Wine Temperature Chart :
Temps for Serving / Storing Wine
What's the big deal about storing a wine at a certain temperature? Simply put, wine is a perishable good. Storing a fine wine at 100° will cause it to lose its flavor, while storing it at 0° will cause as much damage.
The trick with wine is to store it at a stable, ideal temperature, and then to serve it at a temperature which best shows off its personal characteristics. If you serve a wine too cool, the flavors will all be hidden. It's like eating a frozen pizza while it's still frozen. If you serve a wine too hot, all you can taste is the alcohol.
Wine Serving Temperature Guidelines
|Temp F||Temp C||Notes|
|Red Burgundy, Cabernet|
|Rioja, Pinot Noir|
|Tawny/NV Port, Madeira|
|Ideal storage for all wines|
Most of the enjoyment that comes from drinking wine involves its aroma. Taste only has four aspects - sweet, sour, salty, acid. The nose does the rest. Vapors are created as wine warms up, so the wine needs to be a few degrees below its ideal drinking temperature for this to work. Room Temperature is rarely 'wine drinking temperature' - if you're in the Indian Ocean on a yacht, you hardly want 100° Chardonnay! How about Houston in July? Warmth makes white wines taste dull. Few homes are regulated to match wine-drinking temperatures.
So throw out the old "refrigerate all whites, drink all reds at current room temperature" adage. Here is a chart to indicate in general best temperatures for drinking wine at. Remember, though, that you also want to keep in mind the temperature of the room relative to this 'idea temperature'. If your room is 60°F and you are serving a fine Burgundy, perhaps chill the Burgundy to 58°F to allow it a little warming up in the glass. Fridges do well for cooling a wine when necessary, but for warming I prefer to warm it with my hands, glass by glass.
|If you run into someone hooked on Room Temperature, have them imagine drinking a fine ice wine in Barrow, Alaska in February. At that temperature, even a wine meant to be chilled will still taste like ... strange water.|

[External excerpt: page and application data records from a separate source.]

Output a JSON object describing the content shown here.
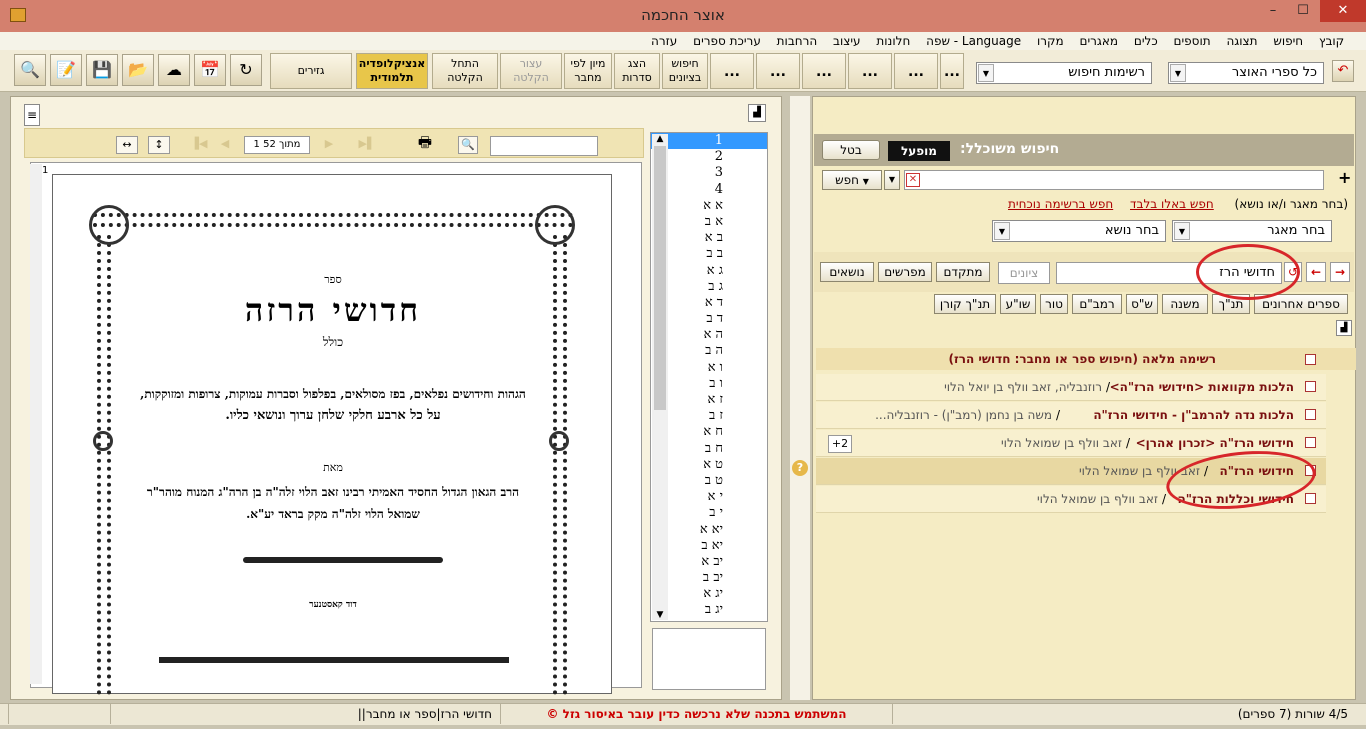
{
  "window": {
    "title": "אוצר החכמה",
    "min": "–",
    "max": "☐",
    "close": "✕"
  },
  "menu": [
    "קובץ",
    "חיפוש",
    "תצוגה",
    "תוספים",
    "כלים",
    "מאגרים",
    "מקרו",
    "Language - שפה",
    "חלונות",
    "עיצוב",
    "הרחבות",
    "עריכת ספרים",
    "עזרה"
  ],
  "toolbar": {
    "icons": [
      "magnifier-icon",
      "notes-icon",
      "save-icon",
      "folder-icon",
      "cloud-icon",
      "calendar-icon",
      "refresh-icon"
    ],
    "gzirim": "גזירים",
    "encyclopedia": "אנציקלופדיה תלמודית",
    "start_recording": "התחל הקלטה",
    "stop_recording": "עצור הקלטה",
    "sort_by": "מיון לפי מחבר",
    "show_series": "הצג סדרות",
    "search_citations": "חיפוש בציונים",
    "dots": "..."
  },
  "combos": {
    "search_lists": "רשימות חיפוש",
    "all_books": "כל ספרי האוצר"
  },
  "viewer": {
    "page_indicator": "1 מתוך 52",
    "page_num": "1"
  },
  "doc": {
    "sefer": "ספר",
    "title": "חדושי הרזה",
    "kolel": "כולל",
    "line1": "הגהות וחידושים נפלאים, בפז מסולאים, בפלפול וסברות עמוקות, צרופות ומזוקקות,",
    "line2": "על כל ארבע חלקי שלחן ערוך ונושאי כליו.",
    "meet": "מאת",
    "line3": "הרב הגאון הגדול החסיד האמיתי רבינו זאב הלוי זלה\"ה בן הרה\"ג המנוח מוהר\"ר",
    "line4": "שמואל הלוי זלה\"ה מקק בראד יע\"א.",
    "footer": "דוד קאסטנער"
  },
  "pages": [
    "1",
    "2",
    "3",
    "4",
    "א א",
    "א ב",
    "ב א",
    "ב ב",
    "ג א",
    "ג ב",
    "ד א",
    "ד ב",
    "ה א",
    "ה ב",
    "ו א",
    "ו ב",
    "ז א",
    "ז ב",
    "ח א",
    "ח ב",
    "ט א",
    "ט ב",
    "י א",
    "י ב",
    "יא א",
    "יא ב",
    "יב א",
    "יב ב",
    "יג א",
    "יג ב"
  ],
  "search": {
    "label": "חיפוש משוכלל:",
    "active": "מופעל",
    "cancel": "בטל",
    "search_btn": "חפש",
    "hint": "(בחר מאגר ו/או נושא)",
    "search_only_these": "חפש באלו בלבד",
    "search_current_list": "חפש ברשימה נוכחית",
    "choose_repo": "בחר מאגר",
    "choose_topic": "בחר נושא",
    "query": "חדושי הרז",
    "citations_ph": "ציונים",
    "advanced": "מתקדם",
    "commentators": "מפרשים",
    "topics": "נושאים"
  },
  "categories": [
    "ספרים אחרונים",
    "תנ\"ך",
    "משנה",
    "ש\"ס",
    "רמב\"ם",
    "טור",
    "שו\"ע",
    "תנ\"ך קורן"
  ],
  "results": {
    "header": "רשימה מלאה (חיפוש  ספר או מחבר: חדושי הרז)",
    "rows": [
      {
        "title": "הלכות מקוואות <חידושי הרז\"ה>",
        "author": "רוזנבליה, זאב וולף בן יואל הלוי"
      },
      {
        "title": "הלכות נדה להרמב\"ן - חידושי הרז\"ה",
        "author": "משה בן נחמן (רמב\"ן) - רוזנבליה..."
      },
      {
        "title": "חידושי הרז\"ה <זכרון אהרן>",
        "author": "זאב וולף בן שמואל הלוי",
        "badge": "+2"
      },
      {
        "title": "חידושי הרז\"ה",
        "author": "זאב וולף בן שמואל הלוי"
      },
      {
        "title": "חידושי וכללות הרז\"ה",
        "author": "זאב וולף בן שמואל הלוי"
      }
    ]
  },
  "status": {
    "rows": "4/5 שורות (7 ספרים)",
    "warning": "המשתמש בתכנה שלא נרכשה כדין עובר באיסור גזל  ©",
    "path": "||חדושי הרז|ספר או מחבר"
  },
  "colors": {
    "accent": "#d7262a",
    "title_bar": "#d4806e",
    "panel": "#f5ecc4"
  }
}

If you're more interested in what to do with that extra half bottle you have left over at the end of a day, read up on our comparison of half-bottles left over after 3 days! This experiment pitted the various wine storage systems against each other, and sees which truly helps save a wine for drinking later on.
Using Ice Cubes to Chill a Wine

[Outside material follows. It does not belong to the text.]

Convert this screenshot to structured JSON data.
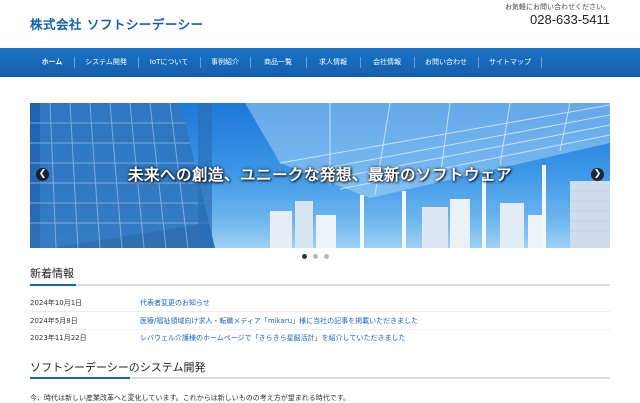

Wine Basics Main Page
All content on the WineIntro website is personally written by author and wine enthusiast Lisa Shea. WineIntro explores the delicious variety and beautiful history which makes up our world of wine! Lisa loves supporting local wineries and encouraging people to drink whatever they like. We all have different taste buds, and that makes our world wonderful. Always drink responsibly.